Africa’s healthcare status

Let’s reduce the focus to Africa’s health care status, since the majority of data suggests that the continent is failing to rise to the occasion. In Africa important developmental matters have been marginalised for material wealth. Human life and health have become an ideal notion, rather than a practical reality. Instead of prioritizing meaningful sustainable quality of        life, Africa is romantically imagining what could potentially be, and not what ought to be. Of course the distasteful interventions and physical destructions of the West continue to linger and cause hangover across the continent. However, it is time that Africa’s renewal of the developmental agenda recognises health as a subterranean state-building path. Health is classified as a human right, but it is appalling how the majority of people in the African continent do not have the privilege to enjoy this “scarce commodity”. Healthcare in many of the African countries is a service provided by the state and thus is supposed to be a priority in the national budgets. The hurdle is that many African states are, to a certain extent, unable to provide this social service precisely because this would have to source funding from the government revenue. Therefore, if it is a matter of solely pressurising the finance part of things, then it is important to find means to curb the implications in order to reach the envisaged “sustainable development”. In the current economic models states are not supposed to compete in the economic activities, however, it has to play an interventionist role (1). The states generally accrues the revenue from taxation and the fiscus. This accumulation of the state’s revenue is heavily reliant on the public servants, which places burden on them. This inevitably results in the frustration of the general population if the fiscus is not utilised equitably, prosperously and reasonably; as essentially is a betrayal of human rights. If the economic models are to continue in the current form, health will remain the bottleneck of the state, while the private sector is siphoning billions which could be channelled to the achievement of this social value.

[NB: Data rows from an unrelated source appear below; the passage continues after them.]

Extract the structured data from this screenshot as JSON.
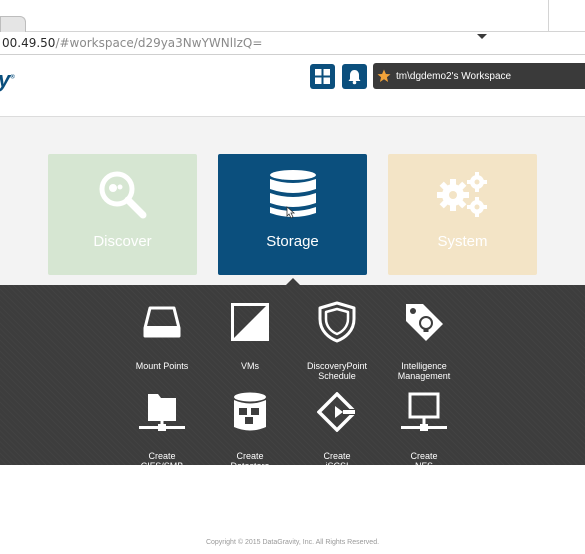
{
  "browser": {
    "url_main": "00.49.50",
    "url_rest": "/#workspace/d29ya3NwYWNlIzQ="
  },
  "header": {
    "brand_partial": "y",
    "apps_icon": "grid-icon",
    "notifications_icon": "bell-icon",
    "workspace_icon": "star-icon",
    "workspace_label": "tm\\dgdemo2's Workspace"
  },
  "tiles": [
    {
      "label": "Discover",
      "icon": "search-icon",
      "color": "#d6e6d2"
    },
    {
      "label": "Storage",
      "icon": "database-icon",
      "color": "#0b4f7d",
      "selected": true
    },
    {
      "label": "System",
      "icon": "gears-icon",
      "color": "#f3e4c6"
    }
  ],
  "submenu": [
    {
      "label": "Mount Points",
      "icon": "drive-icon"
    },
    {
      "label": "VMs",
      "icon": "vm-icon"
    },
    {
      "label": "DiscoveryPoint\nSchedule",
      "icon": "shield-icon"
    },
    {
      "label": "Intelligence\nManagement",
      "icon": "tag-bulb-icon"
    },
    {
      "label": "Create\nCIFS/SMB",
      "icon": "folder-network-icon"
    },
    {
      "label": "Create\nDatastore",
      "icon": "datastore-icon"
    },
    {
      "label": "Create\niSCSI",
      "icon": "iscsi-icon"
    },
    {
      "label": "Create\nNFS",
      "icon": "monitor-network-icon"
    }
  ],
  "footer": {
    "copyright": "Copyright © 2015 DataGravity, Inc. All Rights Reserved."
  }
}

As we learn that sustainable development ties together economic, environmental and social development, it is critically vital to understand for who and by whom is the development undertaken. The question of development in Africa has been lingering and daunting for decades. However, reality is that development or a developmental agenda that marginalizes people should not be recognized at any cost, because healthy human beings are central to development. Uroh (2) and Osia (3) in their seminal works eloquently provided a distinction between development and economic growth: